• DATA TO USE:
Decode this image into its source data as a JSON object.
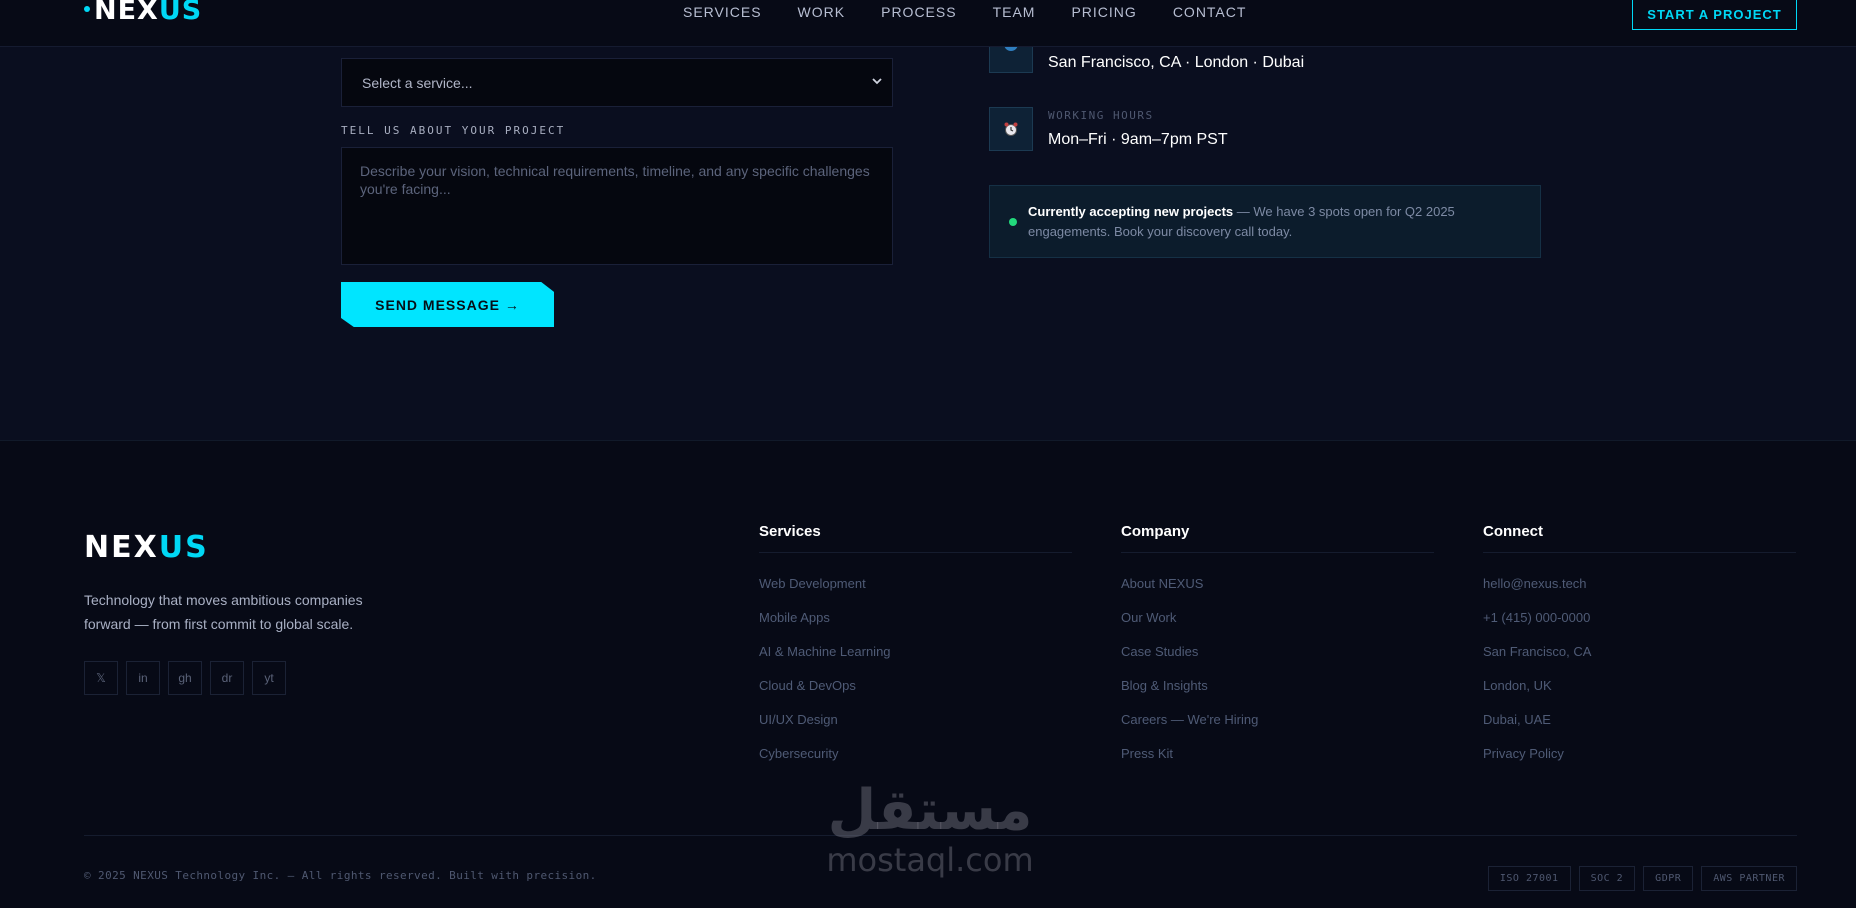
{
  "nav": {
    "logo_white": "NEX",
    "logo_cyan": "US",
    "links": [
      "SERVICES",
      "WORK",
      "PROCESS",
      "TEAM",
      "PRICING",
      "CONTACT"
    ],
    "cta": "START A PROJECT"
  },
  "form": {
    "service_select": "Select a service...",
    "project_label": "TELL US ABOUT YOUR PROJECT",
    "project_placeholder": "Describe your vision, technical requirements, timeline, and any specific challenges you're facing...",
    "send_button": "SEND MESSAGE →"
  },
  "contact_info": {
    "locations": "San Francisco, CA · London · Dubai",
    "hours_label": "WORKING HOURS",
    "hours_value": "Mon–Fri · 9am–7pm PST",
    "accepting_bold": "Currently accepting new projects",
    "accepting_rest": " — We have 3 spots open for Q2 2025 engagements. Book your discovery call today."
  },
  "footer": {
    "logo_white": "NEX",
    "logo_cyan": "US",
    "tagline": "Technology that moves ambitious companies forward — from first commit to global scale.",
    "socials": [
      "𝕏",
      "in",
      "gh",
      "dr",
      "yt"
    ],
    "columns": [
      {
        "title": "Services",
        "links": [
          "Web Development",
          "Mobile Apps",
          "AI & Machine Learning",
          "Cloud & DevOps",
          "UI/UX Design",
          "Cybersecurity"
        ]
      },
      {
        "title": "Company",
        "links": [
          "About NEXUS",
          "Our Work",
          "Case Studies",
          "Blog & Insights",
          "Careers — We're Hiring",
          "Press Kit"
        ]
      },
      {
        "title": "Connect",
        "links": [
          "hello@nexus.tech",
          "+1 (415) 000-0000",
          "San Francisco, CA",
          "London, UK",
          "Dubai, UAE",
          "Privacy Policy"
        ]
      }
    ],
    "copyright": "© 2025 NEXUS Technology Inc. — All rights reserved. Built with precision.",
    "badges": [
      "ISO 27001",
      "SOC 2",
      "GDPR",
      "AWS PARTNER"
    ]
  },
  "watermark": {
    "arabic": "مستقل",
    "latin": "mostaql.com"
  },
  "colors": {
    "accent": "#00e5ff",
    "background": "#0a0e1f",
    "footer_bg": "#070a16",
    "status_green": "#22d97c"
  }
}
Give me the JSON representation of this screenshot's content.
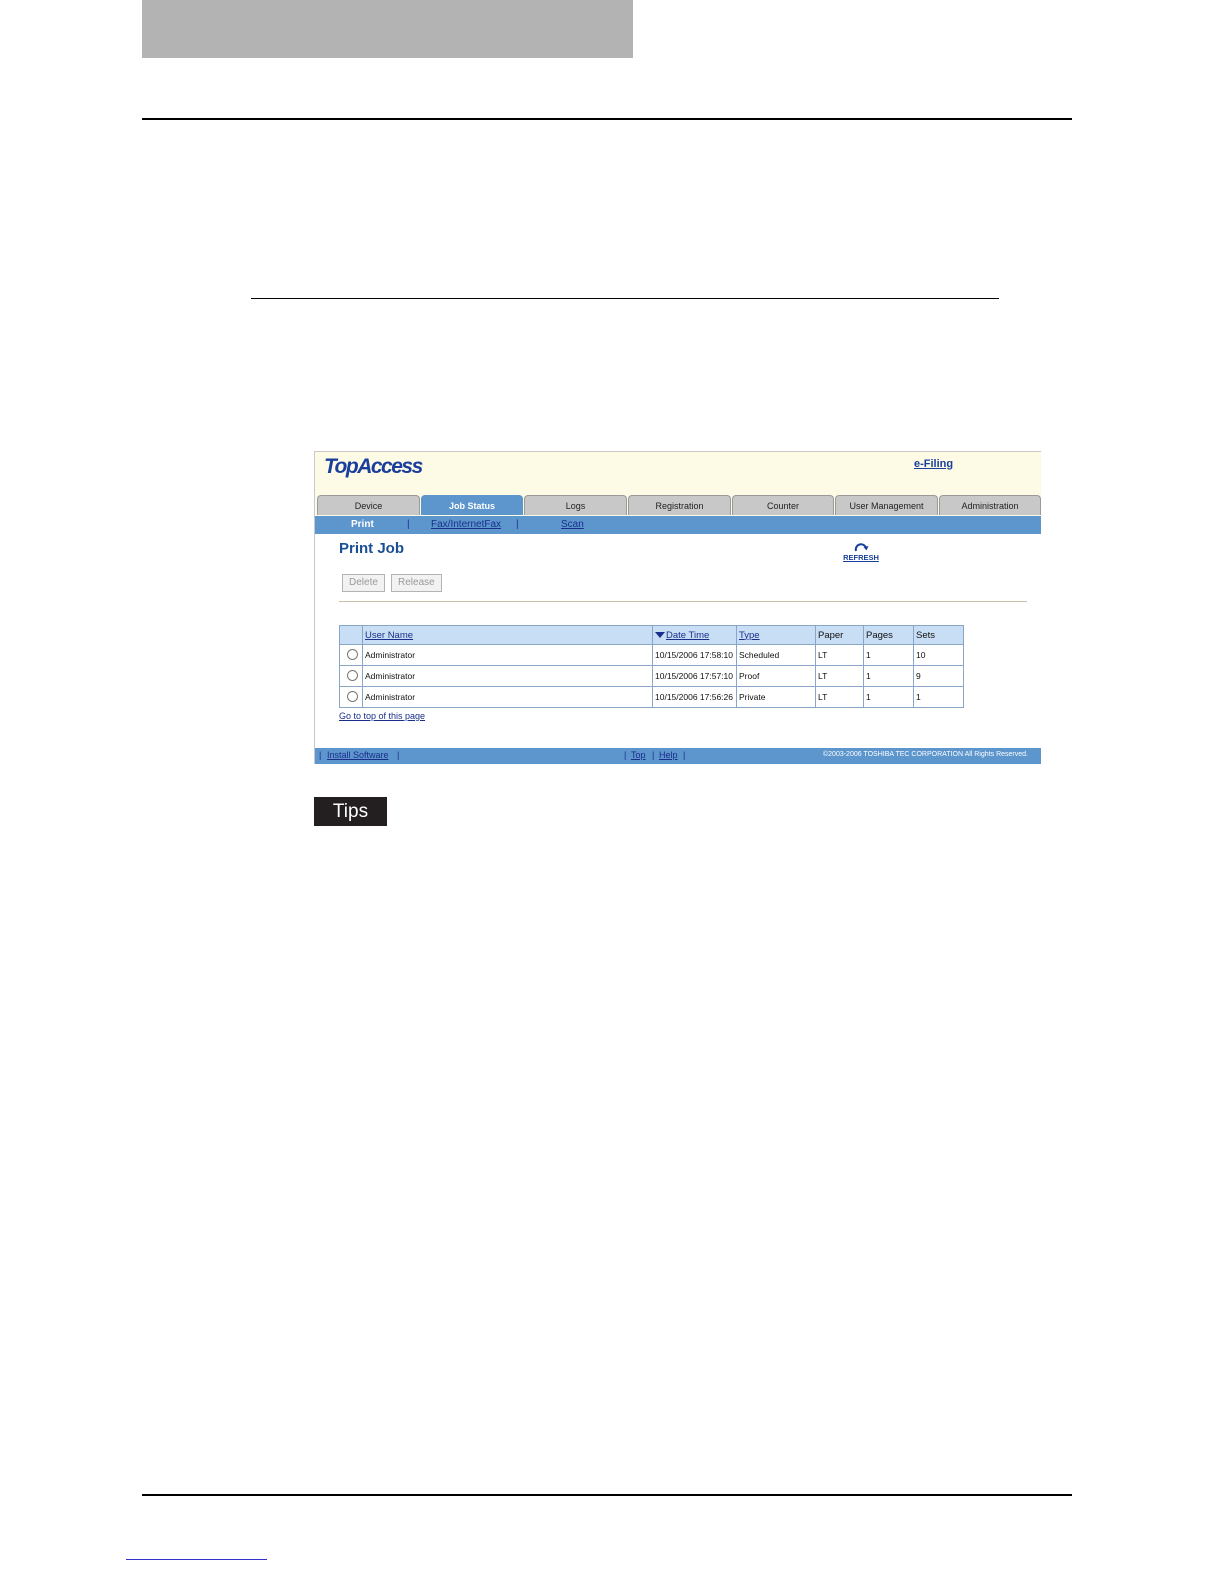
{
  "app": {
    "logo": "TopAccess",
    "efiling_link": "e-Filing"
  },
  "tabs": [
    "Device",
    "Job Status",
    "Logs",
    "Registration",
    "Counter",
    "User Management",
    "Administration"
  ],
  "subnav": {
    "print": "Print",
    "sep": "|",
    "fax": "Fax/InternetFax",
    "scan": "Scan"
  },
  "page": {
    "title": "Print Job",
    "refresh_label": "REFRESH",
    "delete_button": "Delete",
    "release_button": "Release",
    "go_top": "Go to top of this page"
  },
  "table": {
    "headers": {
      "user_name": "User Name",
      "date_time": "Date Time",
      "type": "Type",
      "paper": "Paper",
      "pages": "Pages",
      "sets": "Sets"
    },
    "rows": [
      {
        "user": "Administrator",
        "date": "10/15/2006 17:58:10",
        "type": "Scheduled",
        "paper": "LT",
        "pages": "1",
        "sets": "10"
      },
      {
        "user": "Administrator",
        "date": "10/15/2006 17:57:10",
        "type": "Proof",
        "paper": "LT",
        "pages": "1",
        "sets": "9"
      },
      {
        "user": "Administrator",
        "date": "10/15/2006 17:56:26",
        "type": "Private",
        "paper": "LT",
        "pages": "1",
        "sets": "1"
      }
    ]
  },
  "footer": {
    "pipe": "|",
    "install_software": "Install Software",
    "top": "Top",
    "help": "Help",
    "copyright": "©2003-2006 TOSHIBA TEC CORPORATION All Rights Reserved."
  },
  "tips_label": "Tips"
}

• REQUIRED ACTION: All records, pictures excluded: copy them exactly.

• RESPONSE AREA:
Decode this image into its source data as a JSON object.
{
  "nav": {
    "logo_white": "NEX",
    "logo_cyan": "US",
    "links": [
      "SERVICES",
      "WORK",
      "PROCESS",
      "TEAM",
      "PRICING",
      "CONTACT"
    ],
    "cta": "START A PROJECT"
  },
  "form": {
    "service_select": "Select a service...",
    "project_label": "TELL US ABOUT YOUR PROJECT",
    "project_placeholder": "Describe your vision, technical requirements, timeline, and any specific challenges you're facing...",
    "send_button": "SEND MESSAGE →"
  },
  "contact_info": {
    "locations": "San Francisco, CA · London · Dubai",
    "hours_label": "WORKING HOURS",
    "hours_value": "Mon–Fri · 9am–7pm PST",
    "accepting_bold": "Currently accepting new projects",
    "accepting_rest": " — We have 3 spots open for Q2 2025 engagements. Book your discovery call today."
  },
  "footer": {
    "logo_white": "NEX",
    "logo_cyan": "US",
    "tagline": "Technology that moves ambitious companies forward — from first commit to global scale.",
    "socials": [
      "𝕏",
      "in",
      "gh",
      "dr",
      "yt"
    ],
    "columns": [
      {
        "title": "Services",
        "links": [
          "Web Development",
          "Mobile Apps",
          "AI & Machine Learning",
          "Cloud & DevOps",
          "UI/UX Design",
          "Cybersecurity"
        ]
      },
      {
        "title": "Company",
        "links": [
          "About NEXUS",
          "Our Work",
          "Case Studies",
          "Blog & Insights",
          "Careers — We're Hiring",
          "Press Kit"
        ]
      },
      {
        "title": "Connect",
        "links": [
          "hello@nexus.tech",
          "+1 (415) 000-0000",
          "San Francisco, CA",
          "London, UK",
          "Dubai, UAE",
          "Privacy Policy"
        ]
      }
    ],
    "copyright": "© 2025 NEXUS Technology Inc. — All rights reserved. Built with precision.",
    "badges": [
      "ISO 27001",
      "SOC 2",
      "GDPR",
      "AWS PARTNER"
    ]
  },
  "watermark": {
    "arabic": "مستقل",
    "latin": "mostaql.com"
  },
  "colors": {
    "accent": "#00e5ff",
    "background": "#0a0e1f",
    "footer_bg": "#070a16",
    "status_green": "#22d97c"
  }
}
Give me the JSON representation of this screenshot's content.
{
  "app": {
    "logo": "TopAccess",
    "efiling_link": "e-Filing"
  },
  "tabs": [
    "Device",
    "Job Status",
    "Logs",
    "Registration",
    "Counter",
    "User Management",
    "Administration"
  ],
  "subnav": {
    "print": "Print",
    "sep": "|",
    "fax": "Fax/InternetFax",
    "scan": "Scan"
  },
  "page": {
    "title": "Print Job",
    "refresh_label": "REFRESH",
    "delete_button": "Delete",
    "release_button": "Release",
    "go_top": "Go to top of this page"
  },
  "table": {
    "headers": {
      "user_name": "User Name",
      "date_time": "Date Time",
      "type": "Type",
      "paper": "Paper",
      "pages": "Pages",
      "sets": "Sets"
    },
    "rows": [
      {
        "user": "Administrator",
        "date": "10/15/2006 17:58:10",
        "type": "Scheduled",
        "paper": "LT",
        "pages": "1",
        "sets": "10"
      },
      {
        "user": "Administrator",
        "date": "10/15/2006 17:57:10",
        "type": "Proof",
        "paper": "LT",
        "pages": "1",
        "sets": "9"
      },
      {
        "user": "Administrator",
        "date": "10/15/2006 17:56:26",
        "type": "Private",
        "paper": "LT",
        "pages": "1",
        "sets": "1"
      }
    ]
  },
  "footer": {
    "pipe": "|",
    "install_software": "Install Software",
    "top": "Top",
    "help": "Help",
    "copyright": "©2003-2006 TOSHIBA TEC CORPORATION All Rights Reserved."
  },
  "tips_label": "Tips"
}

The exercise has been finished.